Sunday's second-round of voting pitted Alikhan Amirkhanov, a member of the State Duma, against Murat Zyazikov, a Federal Security Service general and deputy to President Vladimir Putin's envoy to the Southern Federal District.

More than 60 percent of eligible voters cast ballots Sunday and no violations were registered, Interfax reported, citing the republic's election commission. Preliminary results were expected Monday.

The election also pitted Ingushetia's most popular man, former President Ruslan Aushev, against the Kremlin. Aushev, a Soviet war hero in Afghanistan whose abrupt resignation on New Year's Eve forced the snap elections, accused the Kremlin of manipulating the campaign.

His resignation sparked protests by Ingush residents who begged him to stay. Aushev's favorite to replace him, Khamzad Gutsiriyev, was disqualified a day before the first round of voting April 7. Aushev then gave his backing to Amirkhanov.

In the weeks between the two rounds of voting, Aushev said Putin's envoy to the Southern Federal District, Viktor Kazantsev, used his influence to try to thwart Amikhanov's bid. Kremlin officials "have tried to impose their own candidate," Aushev said in an interview last week. "Federal officials have been using all sorts of methods to deny Amirkhanov his registration."

Amirkhanov has faced accusations in court that he bribed voters. So far, the cases have all been thrown out or withdrawn.

Aushev said Kazantsev was also behind the disqualification of Gutsiriyev, Ingushetia's former interior minister. The Supreme Court ruled that Gutsiriyev had broken campaign law by failing to take a leave of absence as the republic's top policeman.
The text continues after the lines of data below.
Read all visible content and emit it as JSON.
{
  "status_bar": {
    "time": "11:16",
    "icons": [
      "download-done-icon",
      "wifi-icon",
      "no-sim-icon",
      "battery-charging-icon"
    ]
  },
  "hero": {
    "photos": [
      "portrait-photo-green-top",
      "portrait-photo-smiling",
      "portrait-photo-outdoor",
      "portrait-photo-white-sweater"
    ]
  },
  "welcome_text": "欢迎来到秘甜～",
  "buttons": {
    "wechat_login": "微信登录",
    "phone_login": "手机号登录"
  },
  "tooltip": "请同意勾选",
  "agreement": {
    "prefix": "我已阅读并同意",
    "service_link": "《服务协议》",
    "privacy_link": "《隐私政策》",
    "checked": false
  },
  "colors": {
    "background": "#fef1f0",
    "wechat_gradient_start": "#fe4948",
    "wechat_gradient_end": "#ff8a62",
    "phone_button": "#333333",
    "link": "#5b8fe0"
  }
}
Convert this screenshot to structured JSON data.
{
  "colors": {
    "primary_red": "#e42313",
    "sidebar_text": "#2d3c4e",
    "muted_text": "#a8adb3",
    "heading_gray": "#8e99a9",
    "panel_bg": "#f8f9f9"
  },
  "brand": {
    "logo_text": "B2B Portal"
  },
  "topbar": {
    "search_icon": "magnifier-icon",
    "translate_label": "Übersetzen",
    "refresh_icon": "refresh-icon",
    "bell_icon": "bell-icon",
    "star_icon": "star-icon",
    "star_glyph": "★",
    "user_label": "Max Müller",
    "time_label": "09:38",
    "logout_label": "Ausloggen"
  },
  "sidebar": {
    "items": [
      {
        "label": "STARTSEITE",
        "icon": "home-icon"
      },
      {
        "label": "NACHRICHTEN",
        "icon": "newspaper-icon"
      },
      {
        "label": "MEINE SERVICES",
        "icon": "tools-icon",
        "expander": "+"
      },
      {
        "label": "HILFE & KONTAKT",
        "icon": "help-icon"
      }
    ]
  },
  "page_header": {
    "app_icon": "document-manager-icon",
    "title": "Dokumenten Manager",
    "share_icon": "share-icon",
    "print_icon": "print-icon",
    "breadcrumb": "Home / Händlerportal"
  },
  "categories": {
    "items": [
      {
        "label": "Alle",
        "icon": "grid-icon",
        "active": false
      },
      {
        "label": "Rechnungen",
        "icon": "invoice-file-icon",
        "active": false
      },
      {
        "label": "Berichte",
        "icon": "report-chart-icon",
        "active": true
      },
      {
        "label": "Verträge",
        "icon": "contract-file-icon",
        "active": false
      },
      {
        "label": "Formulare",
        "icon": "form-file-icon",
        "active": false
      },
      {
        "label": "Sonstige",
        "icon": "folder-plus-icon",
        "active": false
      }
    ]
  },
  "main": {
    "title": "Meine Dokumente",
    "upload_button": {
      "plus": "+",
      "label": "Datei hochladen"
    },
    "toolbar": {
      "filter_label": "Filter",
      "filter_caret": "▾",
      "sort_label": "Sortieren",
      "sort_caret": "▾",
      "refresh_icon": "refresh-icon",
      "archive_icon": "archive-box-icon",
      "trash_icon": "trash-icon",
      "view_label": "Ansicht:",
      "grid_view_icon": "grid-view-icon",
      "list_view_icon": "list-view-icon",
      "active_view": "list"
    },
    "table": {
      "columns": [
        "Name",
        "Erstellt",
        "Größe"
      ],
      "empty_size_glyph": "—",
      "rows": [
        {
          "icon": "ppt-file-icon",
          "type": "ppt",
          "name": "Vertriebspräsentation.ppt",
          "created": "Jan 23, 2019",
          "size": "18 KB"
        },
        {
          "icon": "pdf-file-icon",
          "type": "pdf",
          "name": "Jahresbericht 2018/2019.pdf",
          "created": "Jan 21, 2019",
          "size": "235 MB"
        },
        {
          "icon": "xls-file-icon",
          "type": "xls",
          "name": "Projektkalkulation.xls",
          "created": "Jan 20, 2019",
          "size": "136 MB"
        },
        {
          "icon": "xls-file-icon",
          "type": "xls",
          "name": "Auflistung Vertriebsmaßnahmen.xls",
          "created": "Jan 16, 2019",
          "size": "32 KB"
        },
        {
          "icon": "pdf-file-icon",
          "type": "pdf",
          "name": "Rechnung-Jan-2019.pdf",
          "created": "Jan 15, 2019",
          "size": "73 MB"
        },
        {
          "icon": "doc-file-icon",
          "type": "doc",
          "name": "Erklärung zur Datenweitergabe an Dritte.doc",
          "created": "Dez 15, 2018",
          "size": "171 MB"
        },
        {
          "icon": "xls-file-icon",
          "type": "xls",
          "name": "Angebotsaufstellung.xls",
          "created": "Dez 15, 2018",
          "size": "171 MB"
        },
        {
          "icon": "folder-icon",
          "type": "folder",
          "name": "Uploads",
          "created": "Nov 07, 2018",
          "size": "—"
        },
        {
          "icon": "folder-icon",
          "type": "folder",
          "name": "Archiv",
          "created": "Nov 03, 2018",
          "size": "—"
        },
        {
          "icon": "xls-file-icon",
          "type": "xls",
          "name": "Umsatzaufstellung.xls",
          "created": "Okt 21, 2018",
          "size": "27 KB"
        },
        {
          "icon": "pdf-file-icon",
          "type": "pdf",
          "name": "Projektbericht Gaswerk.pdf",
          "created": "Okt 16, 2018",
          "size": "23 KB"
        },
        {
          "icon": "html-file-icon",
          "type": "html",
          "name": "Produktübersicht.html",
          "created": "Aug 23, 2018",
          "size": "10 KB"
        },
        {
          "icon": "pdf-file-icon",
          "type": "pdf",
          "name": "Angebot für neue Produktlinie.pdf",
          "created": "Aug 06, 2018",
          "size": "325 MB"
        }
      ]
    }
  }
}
Meanwhile, local press gave glowing coverage to Zyazikov, the Kremlin's favorite, highlighting his close ties to Putin.